ENTRIES SUPPLIED Block Start

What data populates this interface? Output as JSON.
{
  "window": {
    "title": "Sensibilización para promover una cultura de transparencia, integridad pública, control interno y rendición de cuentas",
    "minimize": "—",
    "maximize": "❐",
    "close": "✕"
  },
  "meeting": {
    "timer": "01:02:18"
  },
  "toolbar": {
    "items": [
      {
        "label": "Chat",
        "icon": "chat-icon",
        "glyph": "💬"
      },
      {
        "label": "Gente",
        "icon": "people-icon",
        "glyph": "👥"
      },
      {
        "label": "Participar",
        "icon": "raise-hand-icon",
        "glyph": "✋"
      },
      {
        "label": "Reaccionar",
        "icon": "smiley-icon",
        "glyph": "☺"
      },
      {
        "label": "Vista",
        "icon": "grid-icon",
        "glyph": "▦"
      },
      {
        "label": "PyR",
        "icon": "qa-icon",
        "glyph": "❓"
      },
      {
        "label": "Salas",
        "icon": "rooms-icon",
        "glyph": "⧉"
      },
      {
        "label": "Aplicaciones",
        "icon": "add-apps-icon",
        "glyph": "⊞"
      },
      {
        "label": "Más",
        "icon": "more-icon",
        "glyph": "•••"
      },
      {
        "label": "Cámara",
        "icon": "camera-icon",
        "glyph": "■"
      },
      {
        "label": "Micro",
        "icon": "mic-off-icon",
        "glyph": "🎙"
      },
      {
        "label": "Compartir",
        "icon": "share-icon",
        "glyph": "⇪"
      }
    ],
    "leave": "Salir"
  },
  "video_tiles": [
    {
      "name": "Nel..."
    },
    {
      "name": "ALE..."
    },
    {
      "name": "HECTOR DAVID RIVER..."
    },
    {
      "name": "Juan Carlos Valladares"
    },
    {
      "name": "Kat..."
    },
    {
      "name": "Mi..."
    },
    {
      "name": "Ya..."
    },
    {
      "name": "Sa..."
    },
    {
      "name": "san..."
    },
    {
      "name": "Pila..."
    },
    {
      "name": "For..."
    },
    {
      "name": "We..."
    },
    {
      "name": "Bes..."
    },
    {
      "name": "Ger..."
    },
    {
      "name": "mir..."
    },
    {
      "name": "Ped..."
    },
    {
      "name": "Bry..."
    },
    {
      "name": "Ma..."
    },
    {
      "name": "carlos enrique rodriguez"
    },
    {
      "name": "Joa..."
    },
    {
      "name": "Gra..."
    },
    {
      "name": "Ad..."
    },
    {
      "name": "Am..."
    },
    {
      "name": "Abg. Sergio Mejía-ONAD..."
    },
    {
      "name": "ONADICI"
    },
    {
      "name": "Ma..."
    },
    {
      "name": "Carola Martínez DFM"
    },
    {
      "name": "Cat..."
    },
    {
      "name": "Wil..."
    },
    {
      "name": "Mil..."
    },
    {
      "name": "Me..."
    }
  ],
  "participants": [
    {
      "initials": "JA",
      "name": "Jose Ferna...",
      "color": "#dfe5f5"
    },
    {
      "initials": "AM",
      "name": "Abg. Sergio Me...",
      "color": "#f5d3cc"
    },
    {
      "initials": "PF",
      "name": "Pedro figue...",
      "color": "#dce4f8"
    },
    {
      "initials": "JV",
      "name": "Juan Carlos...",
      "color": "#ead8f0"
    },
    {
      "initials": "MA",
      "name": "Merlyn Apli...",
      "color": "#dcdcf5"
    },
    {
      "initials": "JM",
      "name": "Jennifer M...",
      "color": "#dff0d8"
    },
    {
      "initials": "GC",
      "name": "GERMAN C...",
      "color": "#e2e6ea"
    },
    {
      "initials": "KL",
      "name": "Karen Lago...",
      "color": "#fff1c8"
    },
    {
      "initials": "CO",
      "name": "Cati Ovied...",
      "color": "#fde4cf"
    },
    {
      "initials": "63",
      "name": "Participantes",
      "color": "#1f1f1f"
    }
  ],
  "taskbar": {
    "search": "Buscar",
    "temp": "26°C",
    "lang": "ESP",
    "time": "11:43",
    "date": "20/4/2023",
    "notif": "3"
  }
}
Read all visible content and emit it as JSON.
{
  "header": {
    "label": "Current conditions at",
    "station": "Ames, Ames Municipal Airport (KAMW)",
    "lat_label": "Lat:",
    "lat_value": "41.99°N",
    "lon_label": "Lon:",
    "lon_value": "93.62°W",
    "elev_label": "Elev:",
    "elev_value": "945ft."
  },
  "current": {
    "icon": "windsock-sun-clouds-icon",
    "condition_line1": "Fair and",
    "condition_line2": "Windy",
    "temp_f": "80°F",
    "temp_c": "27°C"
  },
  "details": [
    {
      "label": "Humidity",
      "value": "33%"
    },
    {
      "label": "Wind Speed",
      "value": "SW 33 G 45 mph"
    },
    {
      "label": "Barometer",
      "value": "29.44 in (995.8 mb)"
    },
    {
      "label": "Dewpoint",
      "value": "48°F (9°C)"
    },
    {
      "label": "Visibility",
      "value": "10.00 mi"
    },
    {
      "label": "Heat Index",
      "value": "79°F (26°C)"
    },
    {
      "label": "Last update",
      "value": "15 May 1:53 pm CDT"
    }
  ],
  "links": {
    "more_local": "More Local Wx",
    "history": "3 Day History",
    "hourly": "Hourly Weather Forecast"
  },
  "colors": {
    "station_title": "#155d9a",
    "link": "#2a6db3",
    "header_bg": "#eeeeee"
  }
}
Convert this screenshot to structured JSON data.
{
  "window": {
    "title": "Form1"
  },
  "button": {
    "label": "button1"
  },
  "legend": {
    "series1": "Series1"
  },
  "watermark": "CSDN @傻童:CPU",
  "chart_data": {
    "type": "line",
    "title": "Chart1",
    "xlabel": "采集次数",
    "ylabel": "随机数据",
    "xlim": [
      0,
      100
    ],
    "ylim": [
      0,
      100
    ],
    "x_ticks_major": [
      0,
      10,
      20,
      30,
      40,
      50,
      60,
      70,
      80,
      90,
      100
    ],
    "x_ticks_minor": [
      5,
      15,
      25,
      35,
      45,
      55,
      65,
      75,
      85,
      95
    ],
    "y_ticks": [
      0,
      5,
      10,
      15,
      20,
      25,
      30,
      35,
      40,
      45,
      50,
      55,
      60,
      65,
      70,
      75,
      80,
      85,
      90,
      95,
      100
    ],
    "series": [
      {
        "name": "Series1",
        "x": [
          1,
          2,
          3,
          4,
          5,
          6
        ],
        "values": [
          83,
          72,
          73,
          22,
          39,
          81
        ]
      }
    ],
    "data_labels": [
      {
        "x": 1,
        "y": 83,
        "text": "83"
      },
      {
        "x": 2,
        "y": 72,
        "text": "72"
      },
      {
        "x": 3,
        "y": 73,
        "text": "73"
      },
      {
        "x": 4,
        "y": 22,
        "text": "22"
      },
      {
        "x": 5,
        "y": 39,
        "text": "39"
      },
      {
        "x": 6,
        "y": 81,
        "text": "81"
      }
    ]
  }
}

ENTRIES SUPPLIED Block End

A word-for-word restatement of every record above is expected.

What data populates this interface? Output as JSON.
{
  "window": {
    "title": "Sensibilización para promover una cultura de transparencia, integridad pública, control interno y rendición de cuentas",
    "minimize": "—",
    "maximize": "❐",
    "close": "✕"
  },
  "meeting": {
    "timer": "01:02:18"
  },
  "toolbar": {
    "items": [
      {
        "label": "Chat",
        "icon": "chat-icon",
        "glyph": "💬"
      },
      {
        "label": "Gente",
        "icon": "people-icon",
        "glyph": "👥"
      },
      {
        "label": "Participar",
        "icon": "raise-hand-icon",
        "glyph": "✋"
      },
      {
        "label": "Reaccionar",
        "icon": "smiley-icon",
        "glyph": "☺"
      },
      {
        "label": "Vista",
        "icon": "grid-icon",
        "glyph": "▦"
      },
      {
        "label": "PyR",
        "icon": "qa-icon",
        "glyph": "❓"
      },
      {
        "label": "Salas",
        "icon": "rooms-icon",
        "glyph": "⧉"
      },
      {
        "label": "Aplicaciones",
        "icon": "add-apps-icon",
        "glyph": "⊞"
      },
      {
        "label": "Más",
        "icon": "more-icon",
        "glyph": "•••"
      },
      {
        "label": "Cámara",
        "icon": "camera-icon",
        "glyph": "■"
      },
      {
        "label": "Micro",
        "icon": "mic-off-icon",
        "glyph": "🎙"
      },
      {
        "label": "Compartir",
        "icon": "share-icon",
        "glyph": "⇪"
      }
    ],
    "leave": "Salir"
  },
  "video_tiles": [
    {
      "name": "Nel..."
    },
    {
      "name": "ALE..."
    },
    {
      "name": "HECTOR DAVID RIVER..."
    },
    {
      "name": "Juan Carlos Valladares"
    },
    {
      "name": "Kat..."
    },
    {
      "name": "Mi..."
    },
    {
      "name": "Ya..."
    },
    {
      "name": "Sa..."
    },
    {
      "name": "san..."
    },
    {
      "name": "Pila..."
    },
    {
      "name": "For..."
    },
    {
      "name": "We..."
    },
    {
      "name": "Bes..."
    },
    {
      "name": "Ger..."
    },
    {
      "name": "mir..."
    },
    {
      "name": "Ped..."
    },
    {
      "name": "Bry..."
    },
    {
      "name": "Ma..."
    },
    {
      "name": "carlos enrique rodriguez"
    },
    {
      "name": "Joa..."
    },
    {
      "name": "Gra..."
    },
    {
      "name": "Ad..."
    },
    {
      "name": "Am..."
    },
    {
      "name": "Abg. Sergio Mejía-ONAD..."
    },
    {
      "name": "ONADICI"
    },
    {
      "name": "Ma..."
    },
    {
      "name": "Carola Martínez DFM"
    },
    {
      "name": "Cat..."
    },
    {
      "name": "Wil..."
    },
    {
      "name": "Mil..."
    },
    {
      "name": "Me..."
    }
  ],
  "participants": [
    {
      "initials": "JA",
      "name": "Jose Ferna...",
      "color": "#dfe5f5"
    },
    {
      "initials": "AM",
      "name": "Abg. Sergio Me...",
      "color": "#f5d3cc"
    },
    {
      "initials": "PF",
      "name": "Pedro figue...",
      "color": "#dce4f8"
    },
    {
      "initials": "JV",
      "name": "Juan Carlos...",
      "color": "#ead8f0"
    },
    {
      "initials": "MA",
      "name": "Merlyn Apli...",
      "color": "#dcdcf5"
    },
    {
      "initials": "JM",
      "name": "Jennifer M...",
      "color": "#dff0d8"
    },
    {
      "initials": "GC",
      "name": "GERMAN C...",
      "color": "#e2e6ea"
    },
    {
      "initials": "KL",
      "name": "Karen Lago...",
      "color": "#fff1c8"
    },
    {
      "initials": "CO",
      "name": "Cati Ovied...",
      "color": "#fde4cf"
    },
    {
      "initials": "63",
      "name": "Participantes",
      "color": "#1f1f1f"
    }
  ],
  "taskbar": {
    "search": "Buscar",
    "temp": "26°C",
    "lang": "ESP",
    "time": "11:43",
    "date": "20/4/2023",
    "notif": "3"
  }
}
Read all visible content and emit it as JSON.
{
  "header": {
    "label": "Current conditions at",
    "station": "Ames, Ames Municipal Airport (KAMW)",
    "lat_label": "Lat:",
    "lat_value": "41.99°N",
    "lon_label": "Lon:",
    "lon_value": "93.62°W",
    "elev_label": "Elev:",
    "elev_value": "945ft."
  },
  "current": {
    "icon": "windsock-sun-clouds-icon",
    "condition_line1": "Fair and",
    "condition_line2": "Windy",
    "temp_f": "80°F",
    "temp_c": "27°C"
  },
  "details": [
    {
      "label": "Humidity",
      "value": "33%"
    },
    {
      "label": "Wind Speed",
      "value": "SW 33 G 45 mph"
    },
    {
      "label": "Barometer",
      "value": "29.44 in (995.8 mb)"
    },
    {
      "label": "Dewpoint",
      "value": "48°F (9°C)"
    },
    {
      "label": "Visibility",
      "value": "10.00 mi"
    },
    {
      "label": "Heat Index",
      "value": "79°F (26°C)"
    },
    {
      "label": "Last update",
      "value": "15 May 1:53 pm CDT"
    }
  ],
  "links": {
    "more_local": "More Local Wx",
    "history": "3 Day History",
    "hourly": "Hourly Weather Forecast"
  },
  "colors": {
    "station_title": "#155d9a",
    "link": "#2a6db3",
    "header_bg": "#eeeeee"
  }
}
Convert this screenshot to structured JSON data.
{
  "window": {
    "title": "Form1"
  },
  "button": {
    "label": "button1"
  },
  "legend": {
    "series1": "Series1"
  },
  "watermark": "CSDN @傻童:CPU",
  "chart_data": {
    "type": "line",
    "title": "Chart1",
    "xlabel": "采集次数",
    "ylabel": "随机数据",
    "xlim": [
      0,
      100
    ],
    "ylim": [
      0,
      100
    ],
    "x_ticks_major": [
      0,
      10,
      20,
      30,
      40,
      50,
      60,
      70,
      80,
      90,
      100
    ],
    "x_ticks_minor": [
      5,
      15,
      25,
      35,
      45,
      55,
      65,
      75,
      85,
      95
    ],
    "y_ticks": [
      0,
      5,
      10,
      15,
      20,
      25,
      30,
      35,
      40,
      45,
      50,
      55,
      60,
      65,
      70,
      75,
      80,
      85,
      90,
      95,
      100
    ],
    "series": [
      {
        "name": "Series1",
        "x": [
          1,
          2,
          3,
          4,
          5,
          6
        ],
        "values": [
          83,
          72,
          73,
          22,
          39,
          81
        ]
      }
    ],
    "data_labels": [
      {
        "x": 1,
        "y": 83,
        "text": "83"
      },
      {
        "x": 2,
        "y": 72,
        "text": "72"
      },
      {
        "x": 3,
        "y": 73,
        "text": "73"
      },
      {
        "x": 4,
        "y": 22,
        "text": "22"
      },
      {
        "x": 5,
        "y": 39,
        "text": "39"
      },
      {
        "x": 6,
        "y": 81,
        "text": "81"
      }
    ]
  }
}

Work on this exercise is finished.